App and web page records:
────

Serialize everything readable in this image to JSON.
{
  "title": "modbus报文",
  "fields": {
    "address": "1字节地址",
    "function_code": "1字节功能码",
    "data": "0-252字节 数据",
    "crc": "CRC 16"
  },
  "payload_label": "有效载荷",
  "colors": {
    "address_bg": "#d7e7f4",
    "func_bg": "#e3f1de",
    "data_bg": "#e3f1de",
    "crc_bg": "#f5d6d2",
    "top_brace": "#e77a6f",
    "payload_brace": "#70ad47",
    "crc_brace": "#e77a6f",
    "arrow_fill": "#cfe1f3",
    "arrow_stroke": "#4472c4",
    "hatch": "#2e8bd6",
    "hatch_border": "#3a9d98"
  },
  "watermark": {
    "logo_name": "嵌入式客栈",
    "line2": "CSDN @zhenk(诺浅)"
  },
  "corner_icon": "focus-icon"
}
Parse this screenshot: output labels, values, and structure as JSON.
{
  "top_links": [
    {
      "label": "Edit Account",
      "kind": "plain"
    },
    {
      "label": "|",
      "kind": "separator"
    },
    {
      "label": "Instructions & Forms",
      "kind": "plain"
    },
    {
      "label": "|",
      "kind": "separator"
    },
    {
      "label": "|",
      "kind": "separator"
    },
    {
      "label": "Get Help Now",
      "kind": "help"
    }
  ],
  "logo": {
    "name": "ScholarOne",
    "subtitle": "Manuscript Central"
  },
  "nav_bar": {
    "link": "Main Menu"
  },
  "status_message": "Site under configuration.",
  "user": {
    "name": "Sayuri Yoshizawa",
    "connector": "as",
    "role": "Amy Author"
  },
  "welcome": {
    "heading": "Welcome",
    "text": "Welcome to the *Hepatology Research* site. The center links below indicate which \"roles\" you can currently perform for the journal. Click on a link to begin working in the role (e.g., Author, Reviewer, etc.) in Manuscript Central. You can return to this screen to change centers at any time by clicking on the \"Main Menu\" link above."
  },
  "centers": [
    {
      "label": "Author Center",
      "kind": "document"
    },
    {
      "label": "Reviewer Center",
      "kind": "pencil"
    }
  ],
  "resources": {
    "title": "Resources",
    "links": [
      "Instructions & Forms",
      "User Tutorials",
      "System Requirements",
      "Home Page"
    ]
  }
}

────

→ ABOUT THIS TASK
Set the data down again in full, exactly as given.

→ RESULT
Serialize everything readable in this image to JSON.
{
  "title": "modbus报文",
  "fields": {
    "address": "1字节地址",
    "function_code": "1字节功能码",
    "data": "0-252字节 数据",
    "crc": "CRC 16"
  },
  "payload_label": "有效载荷",
  "colors": {
    "address_bg": "#d7e7f4",
    "func_bg": "#e3f1de",
    "data_bg": "#e3f1de",
    "crc_bg": "#f5d6d2",
    "top_brace": "#e77a6f",
    "payload_brace": "#70ad47",
    "crc_brace": "#e77a6f",
    "arrow_fill": "#cfe1f3",
    "arrow_stroke": "#4472c4",
    "hatch": "#2e8bd6",
    "hatch_border": "#3a9d98"
  },
  "watermark": {
    "logo_name": "嵌入式客栈",
    "line2": "CSDN @zhenk(诺浅)"
  },
  "corner_icon": "focus-icon"
}
Parse this screenshot: output labels, values, and structure as JSON.
{
  "top_links": [
    {
      "label": "Edit Account",
      "kind": "plain"
    },
    {
      "label": "|",
      "kind": "separator"
    },
    {
      "label": "Instructions & Forms",
      "kind": "plain"
    },
    {
      "label": "|",
      "kind": "separator"
    },
    {
      "label": "|",
      "kind": "separator"
    },
    {
      "label": "Get Help Now",
      "kind": "help"
    }
  ],
  "logo": {
    "name": "ScholarOne",
    "subtitle": "Manuscript Central"
  },
  "nav_bar": {
    "link": "Main Menu"
  },
  "status_message": "Site under configuration.",
  "user": {
    "name": "Sayuri Yoshizawa",
    "connector": "as",
    "role": "Amy Author"
  },
  "welcome": {
    "heading": "Welcome",
    "text": "Welcome to the *Hepatology Research* site. The center links below indicate which \"roles\" you can currently perform for the journal. Click on a link to begin working in the role (e.g., Author, Reviewer, etc.) in Manuscript Central. You can return to this screen to change centers at any time by clicking on the \"Main Menu\" link above."
  },
  "centers": [
    {
      "label": "Author Center",
      "kind": "document"
    },
    {
      "label": "Reviewer Center",
      "kind": "pencil"
    }
  ],
  "resources": {
    "title": "Resources",
    "links": [
      "Instructions & Forms",
      "User Tutorials",
      "System Requirements",
      "Home Page"
    ]
  }
}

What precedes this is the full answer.